## What to produce
All lines below must be repeated exactly, with the pictures omitted.

## Entries shown
--- START ---

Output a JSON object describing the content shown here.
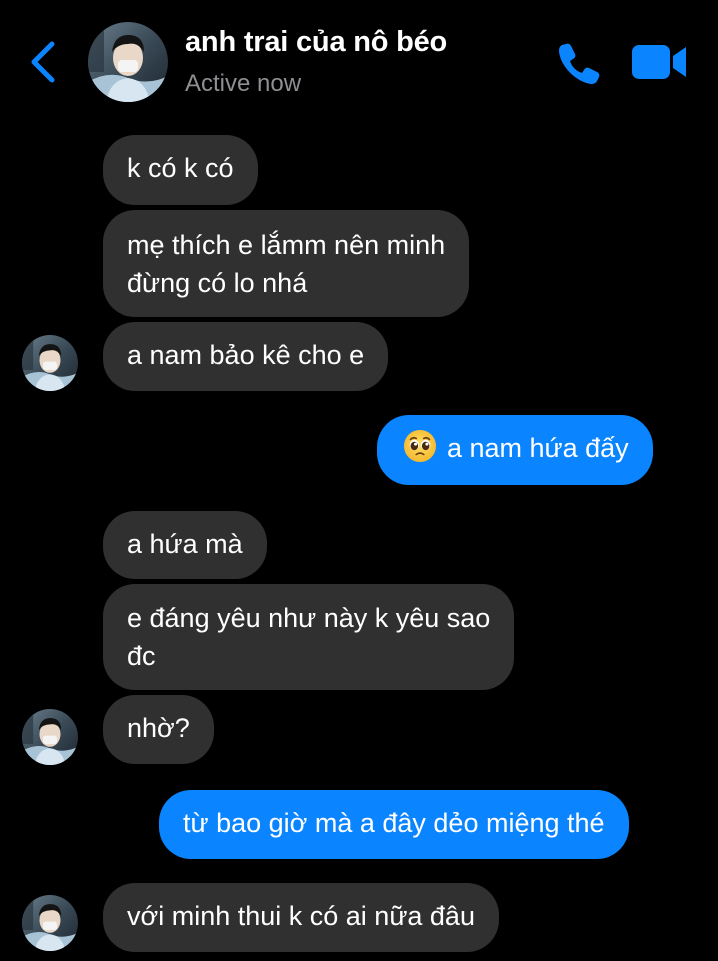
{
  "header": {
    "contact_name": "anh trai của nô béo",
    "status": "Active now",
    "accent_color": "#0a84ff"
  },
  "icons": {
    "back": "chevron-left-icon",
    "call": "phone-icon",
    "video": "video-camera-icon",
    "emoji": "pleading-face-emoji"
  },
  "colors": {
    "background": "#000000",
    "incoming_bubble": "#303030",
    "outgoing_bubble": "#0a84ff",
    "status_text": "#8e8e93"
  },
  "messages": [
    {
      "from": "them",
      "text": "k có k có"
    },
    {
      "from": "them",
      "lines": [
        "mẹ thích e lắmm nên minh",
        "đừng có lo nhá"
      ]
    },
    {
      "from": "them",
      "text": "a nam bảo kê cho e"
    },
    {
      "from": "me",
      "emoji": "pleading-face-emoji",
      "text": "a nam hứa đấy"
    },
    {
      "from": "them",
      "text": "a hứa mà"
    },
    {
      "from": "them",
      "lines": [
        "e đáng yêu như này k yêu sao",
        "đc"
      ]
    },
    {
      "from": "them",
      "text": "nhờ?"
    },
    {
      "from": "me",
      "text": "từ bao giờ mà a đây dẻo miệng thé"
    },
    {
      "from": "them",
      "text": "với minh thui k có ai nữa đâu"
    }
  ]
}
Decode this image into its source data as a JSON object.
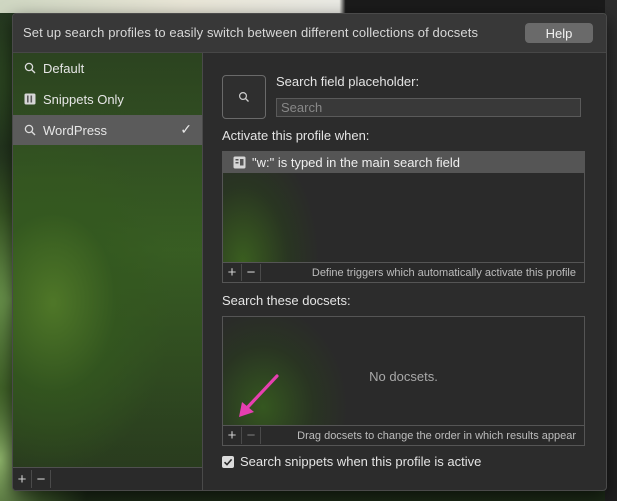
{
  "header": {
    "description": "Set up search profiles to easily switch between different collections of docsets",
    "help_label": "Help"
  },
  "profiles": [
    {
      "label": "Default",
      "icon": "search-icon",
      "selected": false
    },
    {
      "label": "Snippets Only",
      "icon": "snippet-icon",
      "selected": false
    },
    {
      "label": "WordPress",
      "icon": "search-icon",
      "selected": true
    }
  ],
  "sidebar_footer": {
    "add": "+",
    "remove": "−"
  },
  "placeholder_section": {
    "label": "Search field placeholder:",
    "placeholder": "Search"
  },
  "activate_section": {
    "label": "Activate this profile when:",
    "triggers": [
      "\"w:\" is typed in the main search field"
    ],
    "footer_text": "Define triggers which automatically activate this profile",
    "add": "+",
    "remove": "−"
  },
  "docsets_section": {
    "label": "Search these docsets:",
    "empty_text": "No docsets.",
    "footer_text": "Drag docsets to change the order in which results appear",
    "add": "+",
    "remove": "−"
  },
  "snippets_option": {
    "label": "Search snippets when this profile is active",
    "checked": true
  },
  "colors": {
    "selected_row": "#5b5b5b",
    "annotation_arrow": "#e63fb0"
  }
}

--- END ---

## Exercise solution
Output a JSON object describing the content shown here.
{
  "header": {
    "contact_name": "anh trai của nô béo",
    "status": "Active now",
    "accent_color": "#0a84ff"
  },
  "icons": {
    "back": "chevron-left-icon",
    "call": "phone-icon",
    "video": "video-camera-icon",
    "emoji": "pleading-face-emoji"
  },
  "colors": {
    "background": "#000000",
    "incoming_bubble": "#303030",
    "outgoing_bubble": "#0a84ff",
    "status_text": "#8e8e93"
  },
  "messages": [
    {
      "from": "them",
      "text": "k có k có"
    },
    {
      "from": "them",
      "lines": [
        "mẹ thích e lắmm nên minh",
        "đừng có lo nhá"
      ]
    },
    {
      "from": "them",
      "text": "a nam bảo kê cho e"
    },
    {
      "from": "me",
      "emoji": "pleading-face-emoji",
      "text": "a nam hứa đấy"
    },
    {
      "from": "them",
      "text": "a hứa mà"
    },
    {
      "from": "them",
      "lines": [
        "e đáng yêu như này k yêu sao",
        "đc"
      ]
    },
    {
      "from": "them",
      "text": "nhờ?"
    },
    {
      "from": "me",
      "text": "từ bao giờ mà a đây dẻo miệng thé"
    },
    {
      "from": "them",
      "text": "với minh thui k có ai nữa đâu"
    }
  ]
}
Decode this image into its source data as a JSON object.
{
  "header": {
    "description": "Set up search profiles to easily switch between different collections of docsets",
    "help_label": "Help"
  },
  "profiles": [
    {
      "label": "Default",
      "icon": "search-icon",
      "selected": false
    },
    {
      "label": "Snippets Only",
      "icon": "snippet-icon",
      "selected": false
    },
    {
      "label": "WordPress",
      "icon": "search-icon",
      "selected": true
    }
  ],
  "sidebar_footer": {
    "add": "+",
    "remove": "−"
  },
  "placeholder_section": {
    "label": "Search field placeholder:",
    "placeholder": "Search"
  },
  "activate_section": {
    "label": "Activate this profile when:",
    "triggers": [
      "\"w:\" is typed in the main search field"
    ],
    "footer_text": "Define triggers which automatically activate this profile",
    "add": "+",
    "remove": "−"
  },
  "docsets_section": {
    "label": "Search these docsets:",
    "empty_text": "No docsets.",
    "footer_text": "Drag docsets to change the order in which results appear",
    "add": "+",
    "remove": "−"
  },
  "snippets_option": {
    "label": "Search snippets when this profile is active",
    "checked": true
  },
  "colors": {
    "selected_row": "#5b5b5b",
    "annotation_arrow": "#e63fb0"
  }
}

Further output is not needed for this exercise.